Here, the pronunciation would be exactly the standard soft gamma, much like the English "y". Gamma is normally soft when followed by epsilon, iota, or ypsilon, and hard when followed by alpha, omicron, or omega. It's analogous (not identical) to the English practice of hard or soft c or g: soft before e or i, hard before a, o, and u.
Gamma also changes pronunciation in a couple of combinations of consonants. The double-gamma sounds like the "ng" in English "wing": "αγγελικος" - angels. The normal hard gamma is not the same as the hard English "g", but the combination gamma-kappa is.
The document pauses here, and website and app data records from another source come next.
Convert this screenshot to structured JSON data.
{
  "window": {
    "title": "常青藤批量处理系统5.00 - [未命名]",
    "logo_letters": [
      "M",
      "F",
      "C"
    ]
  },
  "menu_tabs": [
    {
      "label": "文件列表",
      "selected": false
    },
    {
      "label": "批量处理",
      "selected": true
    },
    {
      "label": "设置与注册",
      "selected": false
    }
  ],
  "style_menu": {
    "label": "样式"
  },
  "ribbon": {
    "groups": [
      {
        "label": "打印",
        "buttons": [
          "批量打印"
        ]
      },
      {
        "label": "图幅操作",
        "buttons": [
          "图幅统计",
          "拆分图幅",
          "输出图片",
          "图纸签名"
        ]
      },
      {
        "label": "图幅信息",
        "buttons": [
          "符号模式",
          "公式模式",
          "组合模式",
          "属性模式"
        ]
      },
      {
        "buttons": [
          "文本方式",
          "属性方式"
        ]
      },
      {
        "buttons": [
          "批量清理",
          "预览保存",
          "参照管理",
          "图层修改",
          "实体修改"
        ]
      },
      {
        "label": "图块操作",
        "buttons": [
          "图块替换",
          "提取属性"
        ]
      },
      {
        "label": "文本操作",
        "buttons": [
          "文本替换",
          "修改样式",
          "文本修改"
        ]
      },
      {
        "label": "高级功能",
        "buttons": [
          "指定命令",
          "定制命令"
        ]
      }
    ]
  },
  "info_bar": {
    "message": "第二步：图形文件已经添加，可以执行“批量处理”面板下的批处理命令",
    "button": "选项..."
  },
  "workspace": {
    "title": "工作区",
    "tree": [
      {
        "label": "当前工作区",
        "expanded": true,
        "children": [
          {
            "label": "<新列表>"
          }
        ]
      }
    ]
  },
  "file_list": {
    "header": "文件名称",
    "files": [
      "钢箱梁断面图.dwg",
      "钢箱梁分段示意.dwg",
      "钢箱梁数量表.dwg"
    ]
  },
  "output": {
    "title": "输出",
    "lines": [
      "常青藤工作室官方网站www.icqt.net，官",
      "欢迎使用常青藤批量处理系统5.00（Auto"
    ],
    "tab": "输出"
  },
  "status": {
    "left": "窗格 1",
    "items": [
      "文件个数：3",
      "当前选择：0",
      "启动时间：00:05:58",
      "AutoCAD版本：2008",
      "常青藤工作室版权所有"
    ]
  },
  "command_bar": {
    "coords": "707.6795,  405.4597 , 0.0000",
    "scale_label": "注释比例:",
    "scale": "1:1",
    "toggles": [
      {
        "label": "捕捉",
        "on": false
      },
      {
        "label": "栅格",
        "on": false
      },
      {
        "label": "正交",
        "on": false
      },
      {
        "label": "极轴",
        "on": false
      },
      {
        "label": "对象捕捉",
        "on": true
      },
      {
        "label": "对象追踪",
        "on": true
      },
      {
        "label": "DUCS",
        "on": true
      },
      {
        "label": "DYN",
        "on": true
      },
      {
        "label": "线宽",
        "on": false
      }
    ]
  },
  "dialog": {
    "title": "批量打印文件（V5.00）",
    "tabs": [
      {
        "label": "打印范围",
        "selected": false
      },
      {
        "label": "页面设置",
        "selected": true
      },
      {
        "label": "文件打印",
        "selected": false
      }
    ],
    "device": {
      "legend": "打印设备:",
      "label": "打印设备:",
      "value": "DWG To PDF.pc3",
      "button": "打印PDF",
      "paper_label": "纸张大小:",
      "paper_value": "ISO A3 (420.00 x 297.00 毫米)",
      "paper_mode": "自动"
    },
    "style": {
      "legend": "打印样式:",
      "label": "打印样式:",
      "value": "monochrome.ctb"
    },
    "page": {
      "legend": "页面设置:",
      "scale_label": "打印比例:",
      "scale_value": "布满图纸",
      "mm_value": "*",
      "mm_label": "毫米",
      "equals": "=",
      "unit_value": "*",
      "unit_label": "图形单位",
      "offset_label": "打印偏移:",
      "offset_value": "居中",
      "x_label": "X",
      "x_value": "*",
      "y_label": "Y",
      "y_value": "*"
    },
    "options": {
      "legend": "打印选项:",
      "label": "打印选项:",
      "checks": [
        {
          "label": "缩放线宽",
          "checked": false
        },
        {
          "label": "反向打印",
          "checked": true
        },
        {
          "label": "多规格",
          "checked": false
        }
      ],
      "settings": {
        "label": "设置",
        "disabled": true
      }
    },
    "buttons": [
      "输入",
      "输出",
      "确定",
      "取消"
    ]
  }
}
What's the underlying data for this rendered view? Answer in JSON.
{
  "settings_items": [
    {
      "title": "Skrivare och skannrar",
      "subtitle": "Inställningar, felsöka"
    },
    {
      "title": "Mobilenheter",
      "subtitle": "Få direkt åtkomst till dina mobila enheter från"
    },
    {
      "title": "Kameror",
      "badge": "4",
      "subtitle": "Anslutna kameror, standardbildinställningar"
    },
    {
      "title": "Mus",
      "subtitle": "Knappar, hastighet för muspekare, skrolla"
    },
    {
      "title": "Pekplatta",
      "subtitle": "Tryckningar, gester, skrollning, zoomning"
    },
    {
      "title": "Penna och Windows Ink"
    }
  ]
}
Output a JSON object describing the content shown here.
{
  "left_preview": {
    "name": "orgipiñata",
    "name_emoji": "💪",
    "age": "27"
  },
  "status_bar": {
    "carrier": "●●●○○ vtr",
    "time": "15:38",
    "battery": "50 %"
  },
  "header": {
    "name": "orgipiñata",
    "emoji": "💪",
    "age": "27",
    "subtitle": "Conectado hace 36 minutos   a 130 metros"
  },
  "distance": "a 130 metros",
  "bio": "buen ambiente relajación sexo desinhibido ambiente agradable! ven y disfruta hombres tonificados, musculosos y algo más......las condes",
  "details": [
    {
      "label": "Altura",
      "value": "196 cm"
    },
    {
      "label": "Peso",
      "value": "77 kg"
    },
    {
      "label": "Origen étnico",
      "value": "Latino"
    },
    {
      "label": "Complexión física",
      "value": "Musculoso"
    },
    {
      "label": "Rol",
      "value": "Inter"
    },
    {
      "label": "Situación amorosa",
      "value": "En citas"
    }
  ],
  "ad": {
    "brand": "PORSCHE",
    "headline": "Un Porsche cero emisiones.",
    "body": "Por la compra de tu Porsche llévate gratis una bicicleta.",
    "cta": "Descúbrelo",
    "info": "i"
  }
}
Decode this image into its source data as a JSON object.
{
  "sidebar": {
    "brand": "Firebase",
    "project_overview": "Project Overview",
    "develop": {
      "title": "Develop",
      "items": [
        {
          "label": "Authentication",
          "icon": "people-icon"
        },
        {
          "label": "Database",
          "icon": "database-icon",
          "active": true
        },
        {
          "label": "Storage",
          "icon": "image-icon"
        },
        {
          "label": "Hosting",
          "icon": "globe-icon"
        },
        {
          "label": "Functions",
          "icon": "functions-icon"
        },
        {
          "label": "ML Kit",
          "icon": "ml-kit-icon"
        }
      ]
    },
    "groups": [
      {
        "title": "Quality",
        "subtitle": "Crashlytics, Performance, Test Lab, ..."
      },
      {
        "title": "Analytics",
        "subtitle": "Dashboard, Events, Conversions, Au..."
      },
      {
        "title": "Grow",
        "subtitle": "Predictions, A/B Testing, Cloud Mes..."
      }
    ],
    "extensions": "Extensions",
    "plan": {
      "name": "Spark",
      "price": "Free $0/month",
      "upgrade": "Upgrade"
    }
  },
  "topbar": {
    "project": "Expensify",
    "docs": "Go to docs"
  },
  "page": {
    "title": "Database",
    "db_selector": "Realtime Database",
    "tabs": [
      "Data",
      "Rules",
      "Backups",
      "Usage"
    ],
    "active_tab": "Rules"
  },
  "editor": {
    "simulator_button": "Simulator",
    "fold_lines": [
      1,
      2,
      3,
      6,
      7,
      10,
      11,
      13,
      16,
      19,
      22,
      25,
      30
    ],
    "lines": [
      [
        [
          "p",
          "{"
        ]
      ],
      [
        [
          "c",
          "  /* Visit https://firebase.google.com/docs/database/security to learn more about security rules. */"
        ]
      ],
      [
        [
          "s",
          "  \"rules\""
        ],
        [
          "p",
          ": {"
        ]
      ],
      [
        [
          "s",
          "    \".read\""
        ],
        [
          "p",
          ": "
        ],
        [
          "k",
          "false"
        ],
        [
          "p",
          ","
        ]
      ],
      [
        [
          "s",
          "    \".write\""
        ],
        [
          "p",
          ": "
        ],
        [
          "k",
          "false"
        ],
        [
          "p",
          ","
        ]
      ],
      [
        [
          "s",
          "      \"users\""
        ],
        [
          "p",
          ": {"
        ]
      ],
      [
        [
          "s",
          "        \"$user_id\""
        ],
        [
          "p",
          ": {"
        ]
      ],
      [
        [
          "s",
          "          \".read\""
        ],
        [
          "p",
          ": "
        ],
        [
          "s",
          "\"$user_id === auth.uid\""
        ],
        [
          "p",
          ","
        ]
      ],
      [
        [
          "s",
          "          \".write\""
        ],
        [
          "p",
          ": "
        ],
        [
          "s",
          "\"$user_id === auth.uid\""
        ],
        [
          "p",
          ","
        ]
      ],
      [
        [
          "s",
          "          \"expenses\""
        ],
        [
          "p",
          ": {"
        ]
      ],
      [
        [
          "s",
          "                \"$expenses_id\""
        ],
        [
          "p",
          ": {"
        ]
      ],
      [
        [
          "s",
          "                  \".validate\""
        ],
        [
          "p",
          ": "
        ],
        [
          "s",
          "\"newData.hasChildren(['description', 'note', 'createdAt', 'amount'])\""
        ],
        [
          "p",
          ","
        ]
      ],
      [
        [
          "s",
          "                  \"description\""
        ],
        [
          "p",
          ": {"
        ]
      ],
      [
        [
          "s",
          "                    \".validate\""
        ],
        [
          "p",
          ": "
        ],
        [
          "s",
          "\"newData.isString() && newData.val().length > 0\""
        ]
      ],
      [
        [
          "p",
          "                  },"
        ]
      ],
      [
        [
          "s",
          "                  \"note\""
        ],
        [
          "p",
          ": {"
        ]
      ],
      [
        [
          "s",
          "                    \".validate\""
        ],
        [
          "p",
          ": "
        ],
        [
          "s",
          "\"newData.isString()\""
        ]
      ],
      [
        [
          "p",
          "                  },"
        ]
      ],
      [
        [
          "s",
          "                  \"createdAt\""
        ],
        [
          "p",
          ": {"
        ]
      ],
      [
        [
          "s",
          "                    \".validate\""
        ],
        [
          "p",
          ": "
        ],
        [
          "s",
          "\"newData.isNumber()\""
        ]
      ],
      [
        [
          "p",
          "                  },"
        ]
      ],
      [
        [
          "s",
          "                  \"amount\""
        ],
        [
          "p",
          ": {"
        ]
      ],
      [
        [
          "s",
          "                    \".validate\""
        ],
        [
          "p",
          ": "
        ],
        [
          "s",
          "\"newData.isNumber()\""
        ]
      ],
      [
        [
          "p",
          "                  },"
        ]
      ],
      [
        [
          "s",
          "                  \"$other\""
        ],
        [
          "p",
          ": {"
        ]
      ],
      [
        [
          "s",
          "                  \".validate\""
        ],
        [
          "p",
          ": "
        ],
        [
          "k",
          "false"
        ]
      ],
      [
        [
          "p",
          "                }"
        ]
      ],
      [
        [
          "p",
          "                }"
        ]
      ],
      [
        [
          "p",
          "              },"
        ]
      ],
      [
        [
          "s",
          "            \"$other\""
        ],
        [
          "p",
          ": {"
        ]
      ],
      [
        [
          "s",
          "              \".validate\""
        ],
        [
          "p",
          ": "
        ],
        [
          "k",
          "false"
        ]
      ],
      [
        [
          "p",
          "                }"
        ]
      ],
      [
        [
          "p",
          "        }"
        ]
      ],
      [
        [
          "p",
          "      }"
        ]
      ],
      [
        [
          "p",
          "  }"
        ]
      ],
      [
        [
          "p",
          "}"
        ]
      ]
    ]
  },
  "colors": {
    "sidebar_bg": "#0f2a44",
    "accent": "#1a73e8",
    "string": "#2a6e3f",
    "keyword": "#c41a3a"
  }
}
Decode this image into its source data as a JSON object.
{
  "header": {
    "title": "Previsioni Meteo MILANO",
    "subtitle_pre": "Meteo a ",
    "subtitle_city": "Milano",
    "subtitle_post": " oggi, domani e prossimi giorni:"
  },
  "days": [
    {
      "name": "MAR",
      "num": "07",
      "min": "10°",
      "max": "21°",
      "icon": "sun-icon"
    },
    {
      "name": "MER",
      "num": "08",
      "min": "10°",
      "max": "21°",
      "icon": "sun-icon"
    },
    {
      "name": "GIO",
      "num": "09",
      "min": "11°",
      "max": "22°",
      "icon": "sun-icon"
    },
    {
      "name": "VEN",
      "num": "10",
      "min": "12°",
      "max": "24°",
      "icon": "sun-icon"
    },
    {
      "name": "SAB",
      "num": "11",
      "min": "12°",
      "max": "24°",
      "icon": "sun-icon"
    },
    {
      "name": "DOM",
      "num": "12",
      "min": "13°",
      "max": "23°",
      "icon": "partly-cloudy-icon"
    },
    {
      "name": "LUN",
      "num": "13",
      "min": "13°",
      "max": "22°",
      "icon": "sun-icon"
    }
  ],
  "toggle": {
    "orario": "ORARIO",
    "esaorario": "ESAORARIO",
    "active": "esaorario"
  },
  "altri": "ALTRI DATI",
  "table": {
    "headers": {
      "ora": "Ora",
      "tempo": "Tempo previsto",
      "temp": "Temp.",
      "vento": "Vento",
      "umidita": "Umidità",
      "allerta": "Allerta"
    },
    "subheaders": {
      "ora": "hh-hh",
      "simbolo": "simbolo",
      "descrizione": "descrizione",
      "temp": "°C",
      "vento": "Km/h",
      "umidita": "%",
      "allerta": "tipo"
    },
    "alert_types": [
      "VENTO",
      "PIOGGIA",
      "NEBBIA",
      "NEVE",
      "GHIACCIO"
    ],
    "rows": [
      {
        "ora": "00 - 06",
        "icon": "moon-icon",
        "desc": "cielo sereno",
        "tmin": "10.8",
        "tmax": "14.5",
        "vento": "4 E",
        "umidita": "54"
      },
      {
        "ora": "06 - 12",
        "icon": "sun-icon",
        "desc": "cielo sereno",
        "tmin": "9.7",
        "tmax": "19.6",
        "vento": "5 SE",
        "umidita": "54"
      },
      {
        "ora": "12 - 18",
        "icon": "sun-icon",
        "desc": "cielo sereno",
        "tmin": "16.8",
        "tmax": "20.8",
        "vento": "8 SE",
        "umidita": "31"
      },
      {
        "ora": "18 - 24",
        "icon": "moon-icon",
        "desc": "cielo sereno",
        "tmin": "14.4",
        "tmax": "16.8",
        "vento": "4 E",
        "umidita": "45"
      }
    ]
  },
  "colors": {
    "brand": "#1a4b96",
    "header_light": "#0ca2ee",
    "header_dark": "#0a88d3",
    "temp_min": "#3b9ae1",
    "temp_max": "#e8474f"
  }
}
It's a y sound, like in "Yay!" before ε, ι, or υ, and like the gh in "ugh" but voiced (g is voiced k, d is voiced t &c.) before α,ο, or ω and <γγ> is pronounced like the ng in English, but not the <ng> in sing. <γκ> is pronounced like the hard g sound. (This is basically sdr51's simplified)